I’ve just spent the afternoon staring in wonder at the BP Portrait Award exhibition at the National Portrait Gallery. To be honest some of the painted portraits could easily have passed as photographs.
As soon as you approach the exhibition you are met by the outstanding portrait of Simon Weston, turn right into the hall and there is a painting of Dame Kelly Holmes which, try as I might, I could not see a single brush stroke.
Amongst my favourites was the 2008 photo-realism portrait of Sir Paul Nurse (Geneticist and cell biologist) by artist Jason Brooks.
There is something mesmerizing about this portrait. I spent ages studying the contours of his face, his skin, eyes and hair. When I paint I use a grid to copy the subject onto canvas so I was happy to see the Artist’s grid still remained in the background of this painting.
After dragging myself away from this room I went into the 2014 exhibition hall where 55 new portraits hang from around the world. Many are outstanding. There are informal and personal studies of friends and family, portraits of famous faces, a skateboarder, tube travellers, the list goes on.
Thomas Ganter became the first German to win the BP Portrait Award with his work Man with a Plaid Blanket.

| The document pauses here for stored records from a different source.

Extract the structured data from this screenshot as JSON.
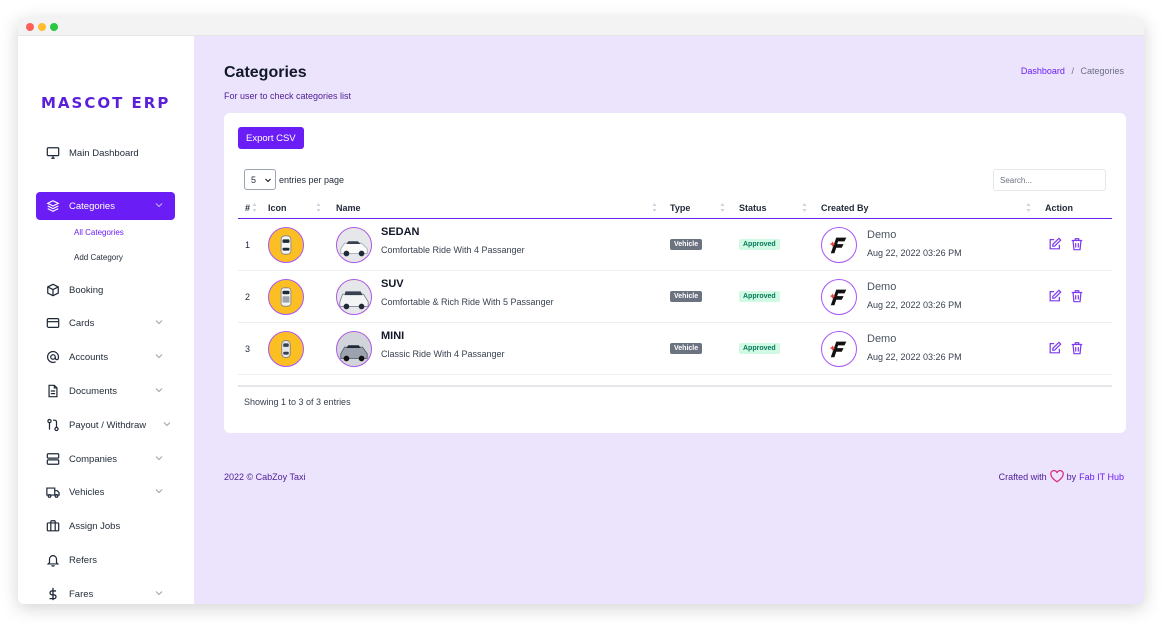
{
  "app": {
    "logo": "MASCOT ERP"
  },
  "sidebar": {
    "items": [
      {
        "label": "Main Dashboard",
        "icon": "monitor-icon",
        "has_children": false,
        "active": false
      },
      {
        "label": "Categories",
        "icon": "layers-icon",
        "has_children": true,
        "active": true
      },
      {
        "label": "Booking",
        "icon": "cube-icon",
        "has_children": false,
        "active": false
      },
      {
        "label": "Cards",
        "icon": "card-icon",
        "has_children": true,
        "active": false
      },
      {
        "label": "Accounts",
        "icon": "at-icon",
        "has_children": true,
        "active": false
      },
      {
        "label": "Documents",
        "icon": "document-icon",
        "has_children": true,
        "active": false
      },
      {
        "label": "Payout / Withdraw",
        "icon": "transfer-icon",
        "has_children": true,
        "active": false
      },
      {
        "label": "Companies",
        "icon": "server-icon",
        "has_children": true,
        "active": false
      },
      {
        "label": "Vehicles",
        "icon": "truck-icon",
        "has_children": true,
        "active": false
      },
      {
        "label": "Assign Jobs",
        "icon": "briefcase-icon",
        "has_children": false,
        "active": false
      },
      {
        "label": "Refers",
        "icon": "bell-icon",
        "has_children": false,
        "active": false
      },
      {
        "label": "Fares",
        "icon": "dollar-icon",
        "has_children": true,
        "active": false
      }
    ],
    "subitems": [
      {
        "label": "All Categories",
        "active": true
      },
      {
        "label": "Add Category",
        "active": false
      }
    ]
  },
  "header": {
    "title": "Categories",
    "subtitle": "For user to check categories list",
    "breadcrumb": {
      "home": "Dashboard",
      "separator": "/",
      "current": "Categories"
    }
  },
  "toolbar": {
    "export_label": "Export CSV",
    "entries_value": "5",
    "entries_label": "entries per page",
    "search_placeholder": "Search..."
  },
  "table": {
    "columns": [
      "#",
      "Icon",
      "Name",
      "Type",
      "Status",
      "Created By",
      "Action"
    ],
    "rows": [
      {
        "num": "1",
        "name": "SEDAN",
        "description": "Comfortable Ride With 4 Passanger",
        "type": "Vehicle",
        "status": "Approved",
        "creator": "Demo",
        "date": "Aug 22, 2022 03:26 PM"
      },
      {
        "num": "2",
        "name": "SUV",
        "description": "Comfortable & Rich Ride With 5 Passanger",
        "type": "Vehicle",
        "status": "Approved",
        "creator": "Demo",
        "date": "Aug 22, 2022 03:26 PM"
      },
      {
        "num": "3",
        "name": "MINI",
        "description": "Classic Ride With 4 Passanger",
        "type": "Vehicle",
        "status": "Approved",
        "creator": "Demo",
        "date": "Aug 22, 2022 03:26 PM"
      }
    ],
    "showing": "Showing 1 to 3 of 3 entries"
  },
  "footer": {
    "copyright": "2022 © CabZoy Taxi",
    "crafted_prefix": "Crafted with",
    "crafted_by": "by",
    "brand": "Fab IT Hub"
  },
  "colors": {
    "accent": "#6a1ef5",
    "background": "#ece3fc",
    "approved_bg": "#d1fae5",
    "approved_text": "#047857"
  }
}
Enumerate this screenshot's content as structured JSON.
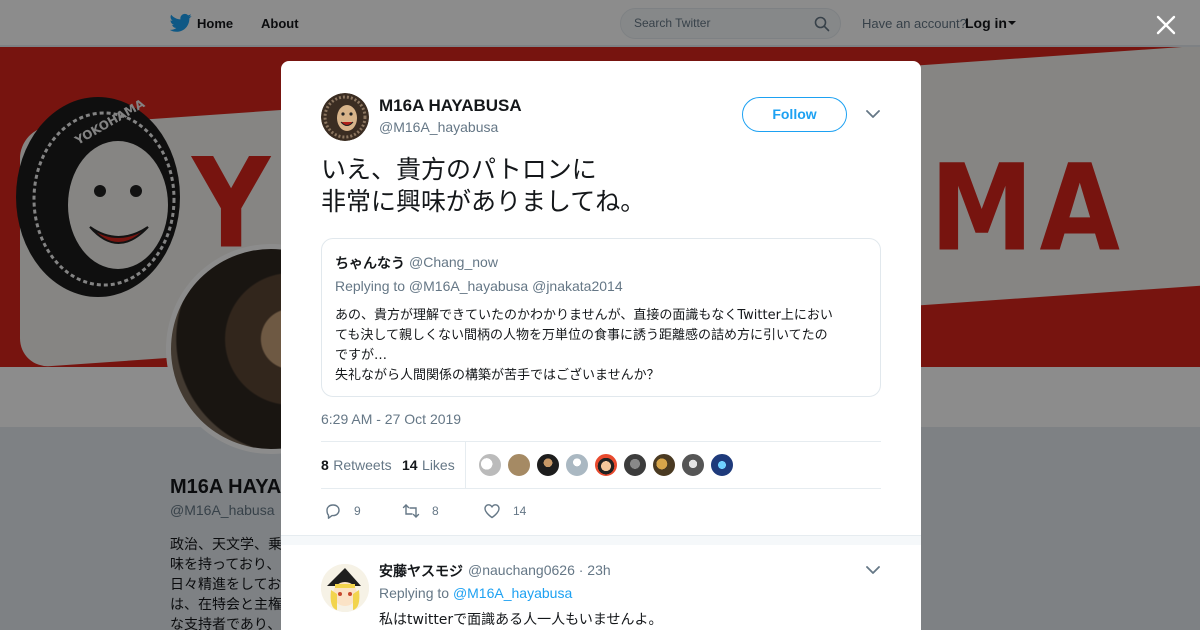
{
  "nav": {
    "home": "Home",
    "about": "About",
    "search_placeholder": "Search Twitter",
    "have_account": "Have an account?",
    "login": "Log in"
  },
  "profile": {
    "name": "M16A HAYA",
    "handle": "@M16A_habusa",
    "bio_lines": [
      "政治、天文学、乗",
      "味を持っており、",
      "日々精進をしてお",
      "は、在特会と主権",
      "な支持者であり、"
    ]
  },
  "banner": {
    "word": "MA",
    "tire_brand": "YOKOHAMA",
    "letter": "Y"
  },
  "tweet": {
    "author_name": "M16A HAYABUSA",
    "author_handle": "@M16A_hayabusa",
    "follow_label": "Follow",
    "text_lines": [
      "いえ、貴方のパトロンに",
      "非常に興味がありましてね。"
    ],
    "time": "6:29 AM - 27 Oct 2019",
    "retweets": "8",
    "retweets_label": "Retweets",
    "likes": "14",
    "likes_label": "Likes",
    "action_reply_count": "9",
    "action_retweet_count": "8",
    "action_like_count": "14"
  },
  "quote": {
    "name": "ちゃんなう",
    "handle": "@Chang_now",
    "replying_to": "Replying to @M16A_hayabusa @jnakata2014",
    "body_lines": [
      "あの、貴方が理解できていたのかわかりませんが、直接の面識もなくTwitter上におい",
      "ても決して親しくない間柄の人物を万単位の食事に誘う距離感の詰め方に引いてたの",
      "ですが…",
      "失礼ながら人間関係の構築が苦手ではございませんか？"
    ]
  },
  "reply": {
    "name": "安藤ヤスモジ",
    "handle": "@nauchang0626",
    "time": "· 23h",
    "replying_prefix": "Replying to",
    "replying_handle": "@M16A_hayabusa",
    "body": "私はtwitterで面識ある人一人もいませんよ。"
  },
  "colors": {
    "accent": "#1da1f2",
    "banner_red": "#d9261c",
    "text_secondary": "#657786"
  }
}
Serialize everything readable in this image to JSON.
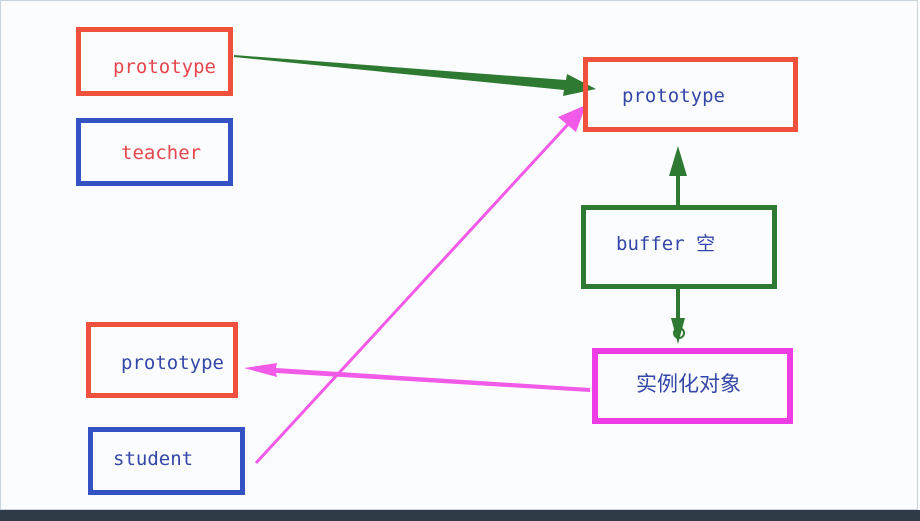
{
  "boxes": {
    "prototype_top_left": "prototype",
    "teacher": "teacher",
    "prototype_top_right": "prototype",
    "buffer": "buffer 空",
    "prototype_bottom_left": "prototype",
    "instance": "实例化对象",
    "student": "student"
  },
  "colors": {
    "red_border": "#f0513c",
    "blue_border": "#3552c4",
    "green_border": "#2e7a33",
    "pink_border": "#ef3de6",
    "red_text": "#e8464e",
    "blue_text": "#3447a8",
    "green_arrow": "#2e7a33",
    "pink_arrow": "#f25ae8"
  },
  "arrows": [
    {
      "from": "prototype_top_left",
      "to": "prototype_top_right",
      "color": "green"
    },
    {
      "from": "buffer",
      "to": "prototype_top_right",
      "color": "green"
    },
    {
      "from": "buffer",
      "to": "instance",
      "color": "green"
    },
    {
      "from": "instance",
      "to": "prototype_bottom_left",
      "color": "pink"
    },
    {
      "from": "student",
      "to": "prototype_top_right",
      "color": "pink"
    }
  ]
}
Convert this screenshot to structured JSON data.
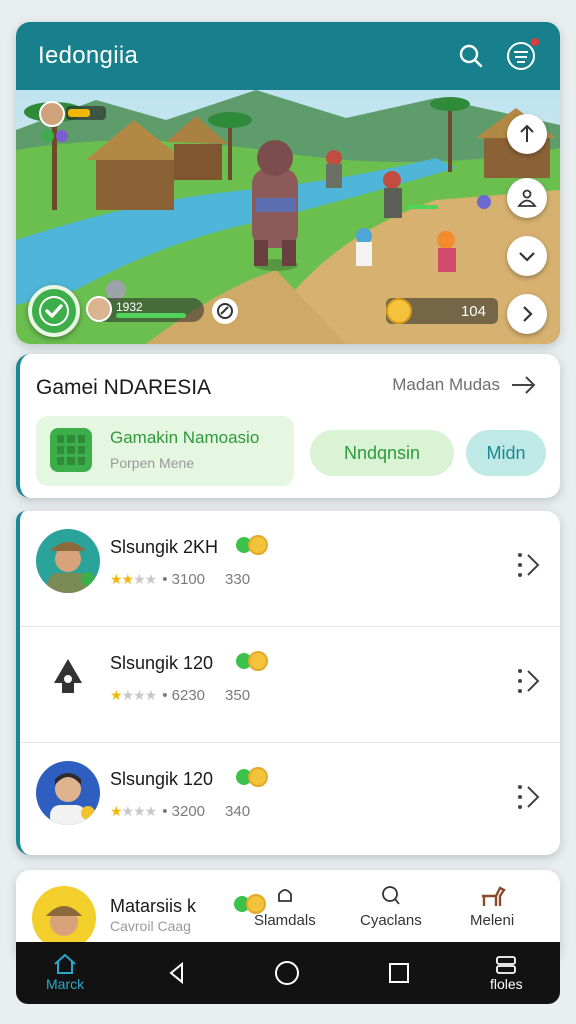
{
  "header": {
    "title": "Iedongiia",
    "search_icon": "search-icon",
    "menu_icon": "menu-icon"
  },
  "game_hud": {
    "health_value": "1932",
    "health_fraction": 0.85,
    "coins": "104"
  },
  "side_controls": [
    "arrow-up-icon",
    "person-icon",
    "chevron-down-icon",
    "chevron-right-icon"
  ],
  "game_card": {
    "title": "Gamei NDARESIA",
    "link_label": "Madan Mudas",
    "feature_title": "Gamakin Namoasio",
    "feature_sub": "Porpen Mene",
    "primary_button": "Nndqnsin",
    "secondary_button": "Midn"
  },
  "players": [
    {
      "name": "Slsungik 2KH",
      "rating": 2.5,
      "score": "3100",
      "points": "330"
    },
    {
      "name": "Slsungik 120",
      "rating": 1,
      "score": "6230",
      "points": "350"
    },
    {
      "name": "Slsungik 120",
      "rating": 1,
      "score": "3200",
      "points": "340"
    }
  ],
  "bottom_card": {
    "name": "Matarsiis k",
    "sub": "Cavroil Caag",
    "tabs": [
      "Slamdals",
      "Cyaclans",
      "Meleni"
    ]
  },
  "navbar": {
    "home_label": "Marck",
    "right_label": "floles"
  },
  "colors": {
    "primary": "#17808c",
    "accent_green": "#3cae4a",
    "star": "#f2b705"
  }
}
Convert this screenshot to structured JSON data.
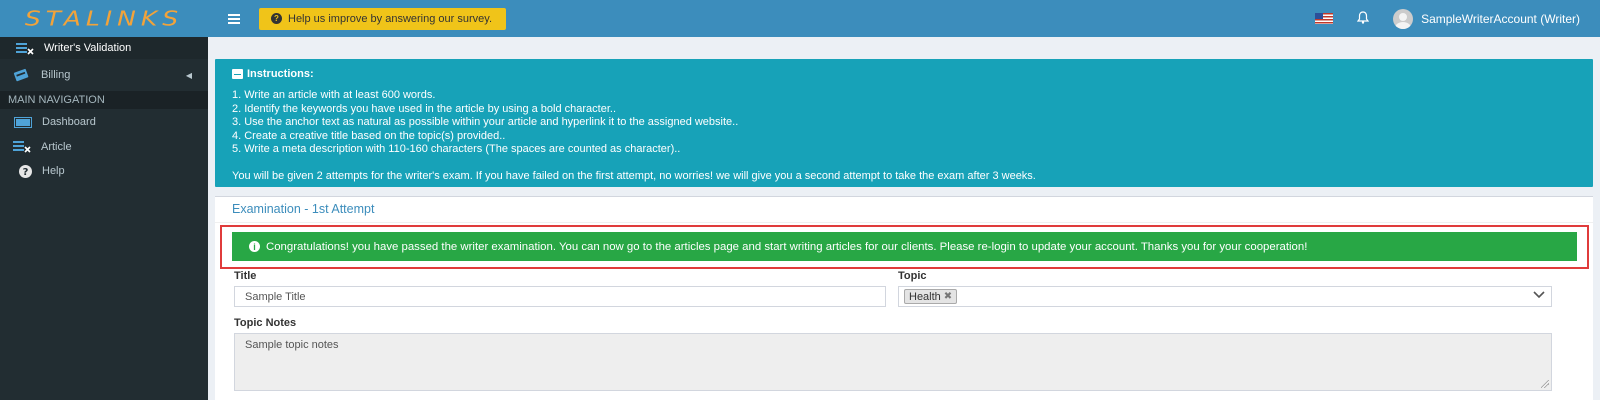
{
  "brand": {
    "logo_text": "STALINKS",
    "primary_color": "#3c8dbc",
    "logo_color": "#f2a33a"
  },
  "header": {
    "survey_label": "Help us improve by answering our survey.",
    "user_name": "SampleWriterAccount (Writer)"
  },
  "sidebar": {
    "items_top": [
      {
        "label": "Writer's Validation",
        "icon": "validation-icon"
      },
      {
        "label": "Billing",
        "icon": "billing-icon"
      }
    ],
    "section_header": "MAIN NAVIGATION",
    "items_main": [
      {
        "label": "Dashboard",
        "icon": "dashboard-icon"
      },
      {
        "label": "Article",
        "icon": "article-icon"
      },
      {
        "label": "Help",
        "icon": "help-icon"
      }
    ]
  },
  "instructions": {
    "title": "Instructions:",
    "items": [
      "1. Write an article with at least 600 words.",
      "2. Identify the keywords you have used in the article by using a bold character..",
      "3. Use the anchor text as natural as possible within your article and hyperlink it to the assigned website..",
      "4. Create a creative title based on the topic(s) provided..",
      "5. Write a meta description with 110-160 characters (The spaces are counted as character).."
    ],
    "attempts_note": "You will be given 2 attempts for the writer's exam. If you have failed on the first attempt, no worries! we will give you a second attempt to take the exam after 3 weeks.",
    "color": "#17a2b8"
  },
  "exam": {
    "title": "Examination - 1st Attempt",
    "success_message": "Congratulations! you have passed the writer examination. You can now go to the articles page and start writing articles for our clients. Please re-login to update your account. Thanks you for your cooperation!",
    "success_color": "#28a745",
    "highlight_color": "#e03b3b",
    "title_label": "Title",
    "title_value": "Sample Title",
    "topic_label": "Topic",
    "topic_tag": "Health",
    "topic_notes_label": "Topic Notes",
    "topic_notes_value": "Sample topic notes"
  }
}
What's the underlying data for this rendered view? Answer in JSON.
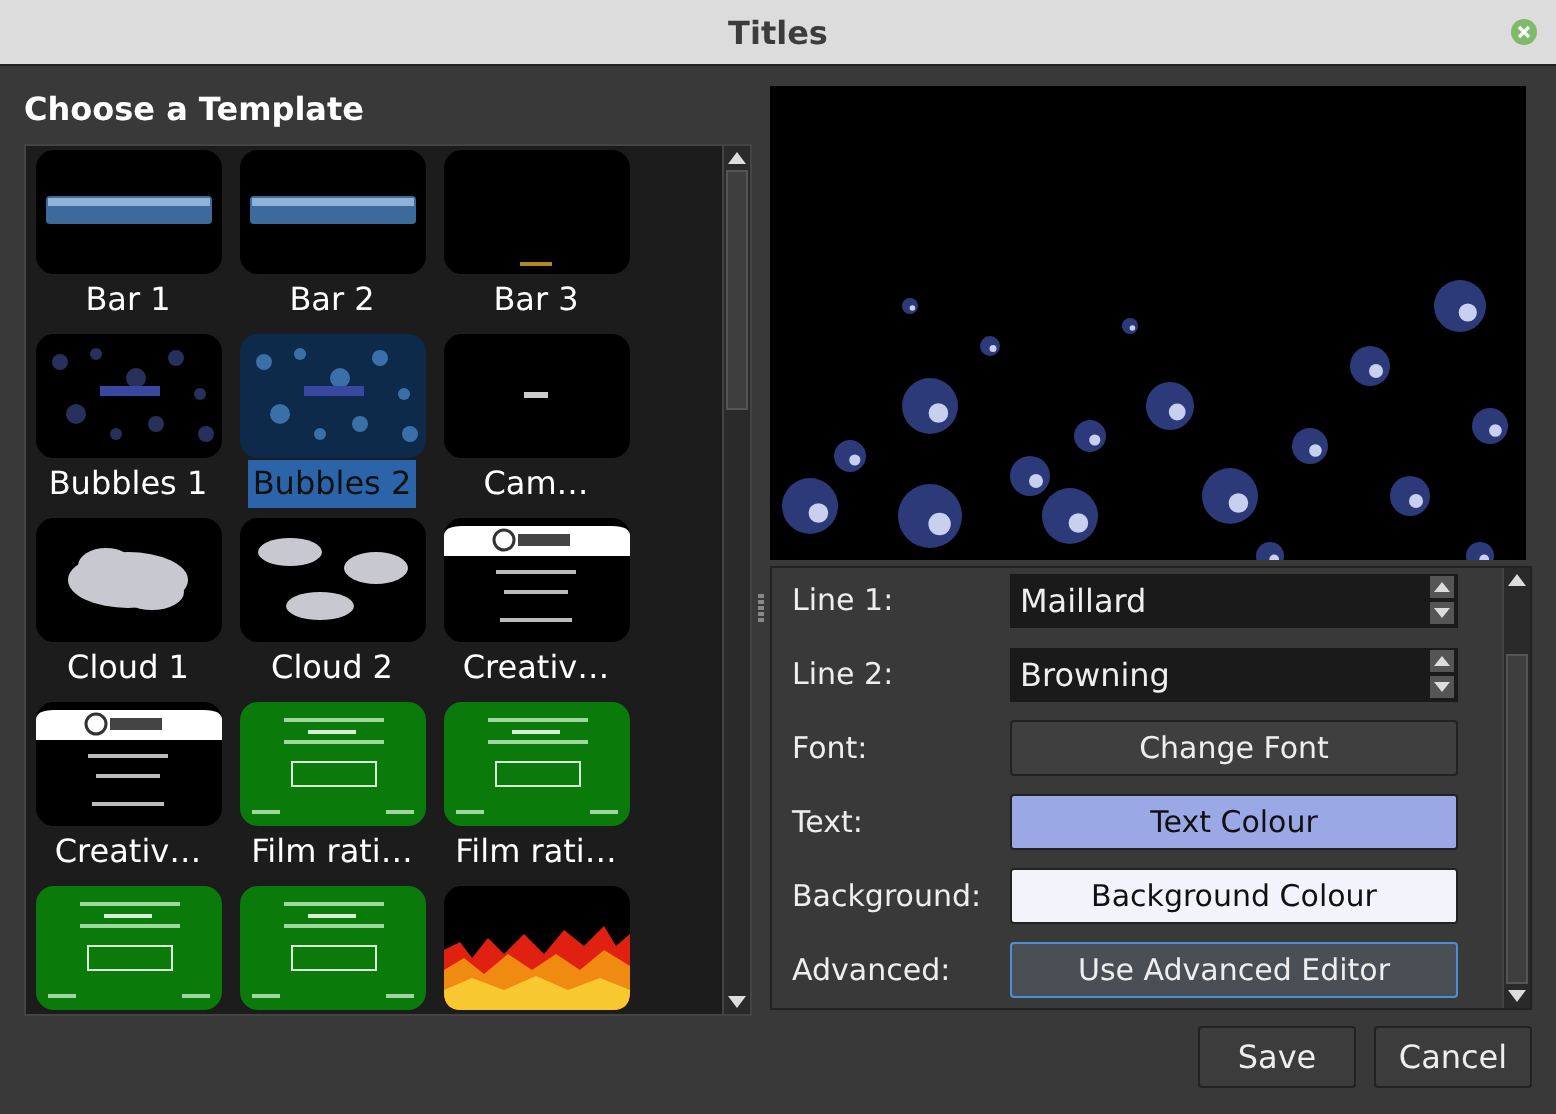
{
  "window": {
    "title": "Titles"
  },
  "template_panel": {
    "heading": "Choose a Template",
    "templates": [
      {
        "label": "Bar 1",
        "selected": false
      },
      {
        "label": "Bar 2",
        "selected": false
      },
      {
        "label": "Bar 3",
        "selected": false
      },
      {
        "label": "Bubbles 1",
        "selected": false
      },
      {
        "label": "Bubbles 2",
        "selected": true
      },
      {
        "label": "Cam…",
        "selected": false
      },
      {
        "label": "Cloud 1",
        "selected": false
      },
      {
        "label": "Cloud 2",
        "selected": false
      },
      {
        "label": "Creativ…",
        "selected": false
      },
      {
        "label": "Creativ…",
        "selected": false
      },
      {
        "label": "Film rati…",
        "selected": false
      },
      {
        "label": "Film rati…",
        "selected": false
      },
      {
        "selected": false
      },
      {
        "selected": false
      },
      {
        "selected": false
      }
    ]
  },
  "properties": [
    {
      "kind": "spin",
      "label": "Line 1:",
      "value": "Maillard"
    },
    {
      "kind": "spin",
      "label": "Line 2:",
      "value": "Browning"
    },
    {
      "kind": "button",
      "label": "Font:",
      "button": "Change Font",
      "focused": false
    },
    {
      "kind": "color",
      "label": "Text:",
      "button": "Text Colour",
      "color": "#9aa9e6",
      "focused": false
    },
    {
      "kind": "color",
      "label": "Background:",
      "button": "Background Colour",
      "color": "#f2f3fb",
      "focused": false
    },
    {
      "kind": "button",
      "label": "Advanced:",
      "button": "Use Advanced Editor",
      "focused": true
    }
  ],
  "buttons": [
    "Save",
    "Cancel"
  ]
}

The 40-year-old wanted to paint a homeless man in the style that nobles or saints were portrayed in traditional portraiture “to emphasise that everyone deserves respect, attention and care”.
If you get the time go along to the exhibition, it’s well worth a visit.